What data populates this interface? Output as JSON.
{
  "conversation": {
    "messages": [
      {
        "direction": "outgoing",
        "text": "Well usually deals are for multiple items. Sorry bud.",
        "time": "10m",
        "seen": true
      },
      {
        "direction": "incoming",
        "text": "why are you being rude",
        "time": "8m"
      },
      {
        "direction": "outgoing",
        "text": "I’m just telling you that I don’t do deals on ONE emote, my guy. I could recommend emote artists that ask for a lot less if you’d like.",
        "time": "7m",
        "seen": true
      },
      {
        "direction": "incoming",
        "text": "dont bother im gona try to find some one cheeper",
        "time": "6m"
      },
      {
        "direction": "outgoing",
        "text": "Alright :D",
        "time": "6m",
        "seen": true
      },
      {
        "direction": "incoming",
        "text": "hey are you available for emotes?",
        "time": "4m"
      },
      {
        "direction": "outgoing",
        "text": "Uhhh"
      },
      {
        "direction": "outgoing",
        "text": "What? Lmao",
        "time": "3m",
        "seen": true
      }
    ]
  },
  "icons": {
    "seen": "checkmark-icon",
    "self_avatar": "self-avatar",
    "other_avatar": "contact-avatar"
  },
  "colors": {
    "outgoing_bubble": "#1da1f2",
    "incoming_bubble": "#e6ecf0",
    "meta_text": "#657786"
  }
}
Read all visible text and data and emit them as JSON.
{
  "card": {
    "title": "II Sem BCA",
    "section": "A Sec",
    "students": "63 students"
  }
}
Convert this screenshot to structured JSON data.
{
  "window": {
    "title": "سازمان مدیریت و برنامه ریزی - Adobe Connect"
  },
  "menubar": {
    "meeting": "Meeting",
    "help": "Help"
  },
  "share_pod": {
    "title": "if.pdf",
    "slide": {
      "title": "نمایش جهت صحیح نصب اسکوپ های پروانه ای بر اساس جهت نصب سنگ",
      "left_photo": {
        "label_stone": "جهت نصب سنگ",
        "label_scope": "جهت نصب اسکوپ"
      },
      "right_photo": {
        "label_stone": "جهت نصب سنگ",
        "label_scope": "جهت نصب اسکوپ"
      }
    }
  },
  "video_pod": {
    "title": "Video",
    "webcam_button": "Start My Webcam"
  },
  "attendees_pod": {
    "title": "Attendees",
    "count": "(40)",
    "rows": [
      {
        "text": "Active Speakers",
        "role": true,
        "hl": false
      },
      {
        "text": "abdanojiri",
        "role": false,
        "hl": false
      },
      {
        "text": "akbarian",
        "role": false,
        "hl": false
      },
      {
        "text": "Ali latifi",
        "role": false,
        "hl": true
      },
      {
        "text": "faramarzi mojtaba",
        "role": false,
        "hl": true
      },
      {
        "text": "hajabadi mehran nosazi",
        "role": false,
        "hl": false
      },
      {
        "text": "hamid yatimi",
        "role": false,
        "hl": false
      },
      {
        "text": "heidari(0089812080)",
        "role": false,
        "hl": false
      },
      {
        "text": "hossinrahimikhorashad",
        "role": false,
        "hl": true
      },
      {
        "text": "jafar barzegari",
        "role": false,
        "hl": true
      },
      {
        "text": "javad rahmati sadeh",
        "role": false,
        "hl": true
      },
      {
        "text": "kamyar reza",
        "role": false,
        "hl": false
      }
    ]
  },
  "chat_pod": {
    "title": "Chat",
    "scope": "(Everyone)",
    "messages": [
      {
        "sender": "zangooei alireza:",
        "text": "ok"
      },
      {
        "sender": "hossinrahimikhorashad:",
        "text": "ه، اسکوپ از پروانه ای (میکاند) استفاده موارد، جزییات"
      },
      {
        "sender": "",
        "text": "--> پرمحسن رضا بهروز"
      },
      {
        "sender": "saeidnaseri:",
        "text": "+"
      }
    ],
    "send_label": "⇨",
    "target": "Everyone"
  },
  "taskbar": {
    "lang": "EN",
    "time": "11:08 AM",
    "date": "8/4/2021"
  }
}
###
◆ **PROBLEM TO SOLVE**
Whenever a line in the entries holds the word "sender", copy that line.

◆ **FINISHED EXERCISE**
        "sender": "zangooei alireza:",
        "sender": "hossinrahimikhorashad:",
        "sender": "",
        "sender": "saeidnaseri:",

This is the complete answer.